* _Exercise prompt_:
The data below should be restated word for word, with every picture omitted.

-- -- --

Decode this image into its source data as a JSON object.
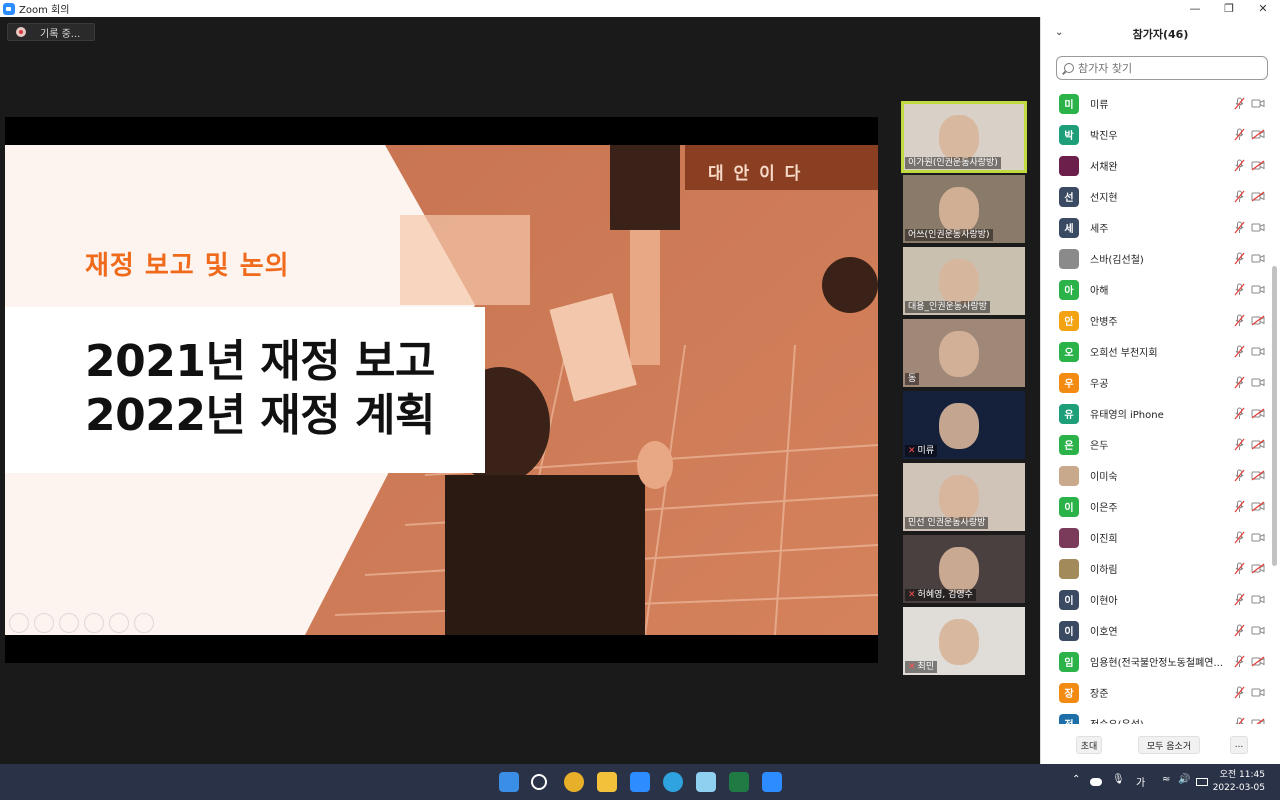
{
  "window": {
    "title": "Zoom 회의"
  },
  "recording": {
    "label": "기록 중..."
  },
  "slide": {
    "subtitle": "재정 보고 및 논의",
    "title_line1": "2021년 재정 보고",
    "title_line2": "2022년 재정 계획",
    "photo_sign": "대 안 이 다"
  },
  "video_tiles": [
    {
      "name": "이가원(인권운동사랑방)",
      "active": true,
      "muted": false
    },
    {
      "name": "어쓰(인권운동사랑방)",
      "active": false,
      "muted": false
    },
    {
      "name": "대용_인권운동사랑방",
      "active": false,
      "muted": false
    },
    {
      "name": "동",
      "active": false,
      "muted": false
    },
    {
      "name": "미류",
      "active": false,
      "muted": true
    },
    {
      "name": "민선 인권운동사랑방",
      "active": false,
      "muted": false
    },
    {
      "name": "허혜영, 김영수",
      "active": false,
      "muted": true
    },
    {
      "name": "최민",
      "active": false,
      "muted": true
    }
  ],
  "participants_panel": {
    "title": "참가자(46)",
    "search_placeholder": "참가자 찾기",
    "participants": [
      {
        "initial": "미",
        "name": "미류",
        "color": "#2bb34a",
        "photo": false,
        "video_off": false
      },
      {
        "initial": "박",
        "name": "박진우",
        "color": "#1e9e79",
        "photo": false,
        "video_off": true
      },
      {
        "initial": "",
        "name": "서채완",
        "color": "#6b1f4a",
        "photo": true,
        "video_off": true
      },
      {
        "initial": "선",
        "name": "선지현",
        "color": "#3b4a63",
        "photo": false,
        "video_off": true
      },
      {
        "initial": "세",
        "name": "세주",
        "color": "#3b4a63",
        "photo": false,
        "video_off": false
      },
      {
        "initial": "",
        "name": "스바(김선철)",
        "color": "#8a8a8a",
        "photo": true,
        "video_off": false
      },
      {
        "initial": "아",
        "name": "아해",
        "color": "#2bb34a",
        "photo": false,
        "video_off": false
      },
      {
        "initial": "안",
        "name": "안병주",
        "color": "#f3a312",
        "photo": false,
        "video_off": true
      },
      {
        "initial": "오",
        "name": "오희선 부천지회",
        "color": "#2bb34a",
        "photo": false,
        "video_off": false
      },
      {
        "initial": "우",
        "name": "우공",
        "color": "#f38b12",
        "photo": false,
        "video_off": false
      },
      {
        "initial": "유",
        "name": "유태영의 iPhone",
        "color": "#1e9e79",
        "photo": false,
        "video_off": true
      },
      {
        "initial": "은",
        "name": "은두",
        "color": "#2bb34a",
        "photo": false,
        "video_off": true
      },
      {
        "initial": "",
        "name": "이미숙",
        "color": "#c9a98c",
        "photo": true,
        "video_off": true
      },
      {
        "initial": "이",
        "name": "이은주",
        "color": "#2bb34a",
        "photo": false,
        "video_off": true
      },
      {
        "initial": "",
        "name": "이진희",
        "color": "#7a3a5a",
        "photo": true,
        "video_off": false
      },
      {
        "initial": "",
        "name": "이하림",
        "color": "#a38a5a",
        "photo": true,
        "video_off": true
      },
      {
        "initial": "이",
        "name": "이현아",
        "color": "#3b4a63",
        "photo": false,
        "video_off": false
      },
      {
        "initial": "이",
        "name": "이호연",
        "color": "#3b4a63",
        "photo": false,
        "video_off": false
      },
      {
        "initial": "임",
        "name": "임용현(전국불안정노동철폐연...",
        "color": "#2bb34a",
        "photo": false,
        "video_off": true
      },
      {
        "initial": "장",
        "name": "장준",
        "color": "#f38b12",
        "photo": false,
        "video_off": false
      },
      {
        "initial": "전",
        "name": "전승우(은설)",
        "color": "#1e6fa8",
        "photo": false,
        "video_off": true
      }
    ],
    "footer": {
      "invite": "초대",
      "mute_all": "모두 음소거",
      "more": "..."
    }
  },
  "taskbar": {
    "ime": "가",
    "time": "오전 11:45",
    "date": "2022-03-05"
  },
  "colors": {
    "accent_orange": "#f06a1b",
    "active_speaker": "#c3d941",
    "zoom_blue": "#2d8cff",
    "muted_red": "#e8413c"
  }
}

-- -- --

* _Solution to this problem_:
Decode this image into its source data as a JSON object.
{
  "window": {
    "title": "Zoom 회의"
  },
  "recording": {
    "label": "기록 중..."
  },
  "slide": {
    "subtitle": "재정 보고 및 논의",
    "title_line1": "2021년 재정 보고",
    "title_line2": "2022년 재정 계획",
    "photo_sign": "대 안 이 다"
  },
  "video_tiles": [
    {
      "name": "이가원(인권운동사랑방)",
      "active": true,
      "muted": false
    },
    {
      "name": "어쓰(인권운동사랑방)",
      "active": false,
      "muted": false
    },
    {
      "name": "대용_인권운동사랑방",
      "active": false,
      "muted": false
    },
    {
      "name": "동",
      "active": false,
      "muted": false
    },
    {
      "name": "미류",
      "active": false,
      "muted": true
    },
    {
      "name": "민선 인권운동사랑방",
      "active": false,
      "muted": false
    },
    {
      "name": "허혜영, 김영수",
      "active": false,
      "muted": true
    },
    {
      "name": "최민",
      "active": false,
      "muted": true
    }
  ],
  "participants_panel": {
    "title": "참가자(46)",
    "search_placeholder": "참가자 찾기",
    "participants": [
      {
        "initial": "미",
        "name": "미류",
        "color": "#2bb34a",
        "photo": false,
        "video_off": false
      },
      {
        "initial": "박",
        "name": "박진우",
        "color": "#1e9e79",
        "photo": false,
        "video_off": true
      },
      {
        "initial": "",
        "name": "서채완",
        "color": "#6b1f4a",
        "photo": true,
        "video_off": true
      },
      {
        "initial": "선",
        "name": "선지현",
        "color": "#3b4a63",
        "photo": false,
        "video_off": true
      },
      {
        "initial": "세",
        "name": "세주",
        "color": "#3b4a63",
        "photo": false,
        "video_off": false
      },
      {
        "initial": "",
        "name": "스바(김선철)",
        "color": "#8a8a8a",
        "photo": true,
        "video_off": false
      },
      {
        "initial": "아",
        "name": "아해",
        "color": "#2bb34a",
        "photo": false,
        "video_off": false
      },
      {
        "initial": "안",
        "name": "안병주",
        "color": "#f3a312",
        "photo": false,
        "video_off": true
      },
      {
        "initial": "오",
        "name": "오희선 부천지회",
        "color": "#2bb34a",
        "photo": false,
        "video_off": false
      },
      {
        "initial": "우",
        "name": "우공",
        "color": "#f38b12",
        "photo": false,
        "video_off": false
      },
      {
        "initial": "유",
        "name": "유태영의 iPhone",
        "color": "#1e9e79",
        "photo": false,
        "video_off": true
      },
      {
        "initial": "은",
        "name": "은두",
        "color": "#2bb34a",
        "photo": false,
        "video_off": true
      },
      {
        "initial": "",
        "name": "이미숙",
        "color": "#c9a98c",
        "photo": true,
        "video_off": true
      },
      {
        "initial": "이",
        "name": "이은주",
        "color": "#2bb34a",
        "photo": false,
        "video_off": true
      },
      {
        "initial": "",
        "name": "이진희",
        "color": "#7a3a5a",
        "photo": true,
        "video_off": false
      },
      {
        "initial": "",
        "name": "이하림",
        "color": "#a38a5a",
        "photo": true,
        "video_off": true
      },
      {
        "initial": "이",
        "name": "이현아",
        "color": "#3b4a63",
        "photo": false,
        "video_off": false
      },
      {
        "initial": "이",
        "name": "이호연",
        "color": "#3b4a63",
        "photo": false,
        "video_off": false
      },
      {
        "initial": "임",
        "name": "임용현(전국불안정노동철폐연...",
        "color": "#2bb34a",
        "photo": false,
        "video_off": true
      },
      {
        "initial": "장",
        "name": "장준",
        "color": "#f38b12",
        "photo": false,
        "video_off": false
      },
      {
        "initial": "전",
        "name": "전승우(은설)",
        "color": "#1e6fa8",
        "photo": false,
        "video_off": true
      }
    ],
    "footer": {
      "invite": "초대",
      "mute_all": "모두 음소거",
      "more": "..."
    }
  },
  "taskbar": {
    "ime": "가",
    "time": "오전 11:45",
    "date": "2022-03-05"
  },
  "colors": {
    "accent_orange": "#f06a1b",
    "active_speaker": "#c3d941",
    "zoom_blue": "#2d8cff",
    "muted_red": "#e8413c"
  }
}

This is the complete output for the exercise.